"People who are earning time credits...are taking a stand about what it means to be a human being."
What do you hope time banking will achieve?
I hope that we’re going to be able to reweave communities. There is that saying "it takes a village to raise a child," but what does it take to create and sustain a village where everybody lives as strangers? In time banking, every transaction is the beginning of a relationship, which then becomes part of larger social networks. Basically, what we’ve done is use technology to radically shorten the time it takes to create trust between people.
Where has it picked up the most steam?
In the U.S., there is a little town called New York City where the Visiting Nurse Service of New York
has 3,000 members. There are about 2,000 members in Madison, Wisconsin. And there are more than 500 communities with time banks in this country. But it has picked up most radically and expansively in England, Scotland and Wales. More than 1.8 million hours have been logged in the U.S.; in the U.K., it exceeds 2 million hours. It took me 30 years to do it here, but only a decade there.
Why did it take off more quickly in the U.K.?
It got major support from the British government. Some folks saw the potential and were willing to invest in it.
The D.C. time bank is comparatively small. Why is that?
One reason I’ve seen it be a struggle is because non-profits are paid to deliver services, not to enlist the people they are helping. Time banking doesn’t fit into the way you get a grant from the government. And professionals are taught to say, “how can I help you with the skills and the expertise that I have?” None of us are taught to say, “I need your help too.” The idea that we’ve got a vast workforce called fifth graders or a vast workforce called people with disabilities is foreign. We are so busy fixing their problems that we don’t see how incredible they are.
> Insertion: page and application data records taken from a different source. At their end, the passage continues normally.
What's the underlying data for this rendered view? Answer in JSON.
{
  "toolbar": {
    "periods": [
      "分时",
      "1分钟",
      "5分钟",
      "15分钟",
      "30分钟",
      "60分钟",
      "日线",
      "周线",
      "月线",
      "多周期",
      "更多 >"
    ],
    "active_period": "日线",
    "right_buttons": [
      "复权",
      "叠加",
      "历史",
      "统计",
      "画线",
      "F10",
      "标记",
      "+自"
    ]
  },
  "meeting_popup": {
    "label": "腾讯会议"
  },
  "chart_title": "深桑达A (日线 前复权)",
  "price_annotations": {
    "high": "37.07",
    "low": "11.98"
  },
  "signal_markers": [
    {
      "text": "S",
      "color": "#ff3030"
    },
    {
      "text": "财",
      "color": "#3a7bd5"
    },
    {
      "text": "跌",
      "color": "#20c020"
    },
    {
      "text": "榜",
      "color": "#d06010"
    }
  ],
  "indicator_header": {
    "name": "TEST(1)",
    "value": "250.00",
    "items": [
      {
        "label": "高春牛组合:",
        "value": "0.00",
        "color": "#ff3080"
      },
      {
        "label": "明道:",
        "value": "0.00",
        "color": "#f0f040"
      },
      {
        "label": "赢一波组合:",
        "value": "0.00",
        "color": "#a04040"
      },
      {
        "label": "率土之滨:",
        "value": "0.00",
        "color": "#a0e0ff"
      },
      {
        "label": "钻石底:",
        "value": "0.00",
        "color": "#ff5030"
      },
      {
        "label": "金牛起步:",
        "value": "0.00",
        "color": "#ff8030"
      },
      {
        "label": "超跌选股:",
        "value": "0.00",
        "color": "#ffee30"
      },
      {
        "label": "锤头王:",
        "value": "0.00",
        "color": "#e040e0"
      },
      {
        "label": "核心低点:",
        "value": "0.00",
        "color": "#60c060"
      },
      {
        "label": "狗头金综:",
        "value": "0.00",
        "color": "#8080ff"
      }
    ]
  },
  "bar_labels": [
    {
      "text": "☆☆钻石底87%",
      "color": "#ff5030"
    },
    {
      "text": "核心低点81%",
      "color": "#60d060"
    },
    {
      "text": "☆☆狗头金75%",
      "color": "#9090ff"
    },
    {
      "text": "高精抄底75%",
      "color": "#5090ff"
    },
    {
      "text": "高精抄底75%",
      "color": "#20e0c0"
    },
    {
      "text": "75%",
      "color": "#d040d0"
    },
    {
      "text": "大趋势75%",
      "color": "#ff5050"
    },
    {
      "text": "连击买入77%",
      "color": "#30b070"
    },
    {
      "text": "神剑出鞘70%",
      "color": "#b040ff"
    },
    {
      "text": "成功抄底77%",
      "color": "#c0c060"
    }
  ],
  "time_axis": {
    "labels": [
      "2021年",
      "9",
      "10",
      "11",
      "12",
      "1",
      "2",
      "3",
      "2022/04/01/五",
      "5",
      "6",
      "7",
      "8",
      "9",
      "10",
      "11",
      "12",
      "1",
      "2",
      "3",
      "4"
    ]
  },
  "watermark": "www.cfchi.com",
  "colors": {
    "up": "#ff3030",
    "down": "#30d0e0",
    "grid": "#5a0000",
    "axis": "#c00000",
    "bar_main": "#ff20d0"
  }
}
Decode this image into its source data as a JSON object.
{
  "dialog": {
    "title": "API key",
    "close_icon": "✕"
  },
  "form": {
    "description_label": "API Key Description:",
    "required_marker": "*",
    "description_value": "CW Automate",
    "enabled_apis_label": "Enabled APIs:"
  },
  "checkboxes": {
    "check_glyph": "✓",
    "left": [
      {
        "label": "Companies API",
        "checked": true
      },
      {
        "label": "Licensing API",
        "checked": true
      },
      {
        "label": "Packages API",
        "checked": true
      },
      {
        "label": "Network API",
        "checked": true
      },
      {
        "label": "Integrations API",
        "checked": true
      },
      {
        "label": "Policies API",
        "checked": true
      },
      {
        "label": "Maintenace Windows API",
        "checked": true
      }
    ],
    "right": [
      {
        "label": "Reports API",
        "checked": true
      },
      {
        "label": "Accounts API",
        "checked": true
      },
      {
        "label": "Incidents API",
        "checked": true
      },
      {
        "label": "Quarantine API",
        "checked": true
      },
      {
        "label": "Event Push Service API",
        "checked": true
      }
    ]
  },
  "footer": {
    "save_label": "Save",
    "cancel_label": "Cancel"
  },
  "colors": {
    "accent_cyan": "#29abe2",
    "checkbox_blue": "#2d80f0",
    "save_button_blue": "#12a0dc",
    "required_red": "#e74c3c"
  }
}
But here in D.C., we have used it to create the kind of safe neighborhoods where people can begin to trust each other. I’ve used it to help run a youth court, where the kids earn time credits as jurors. We’ve been using it in an elementary to school to deal with the fact that some third graders haven’t yet learned how to read. We’ve used it with people who have returned from prison who get up in the morning to help provide safe passage to kids who are passing through gang boundaries. And we’re trying to get the city to pilot it for seniors and disabled people who are receiving home delivered meals and either need help or companionship, but can also contribute back to the community.
Where do you see time banking headed in five, ten, twenty years?
I see it being used to help care for aging baby boomers. You have 10,000 baby boomers hitting 65 every day, and we can choose to see that as either an escalating problem or an escalating resource. Using informal care, we can help stem the costs of Medicare, for example. Psychiatrists have proposed using it to help treat returning veterans with PTSD. Cross-age peer tutoring has been validated by studies. Kids will do anything to get the praise of an older kid, even if it means seeming smart. So, we are beginning to show that this works in sector after sector.
This interview has been edited and condensed.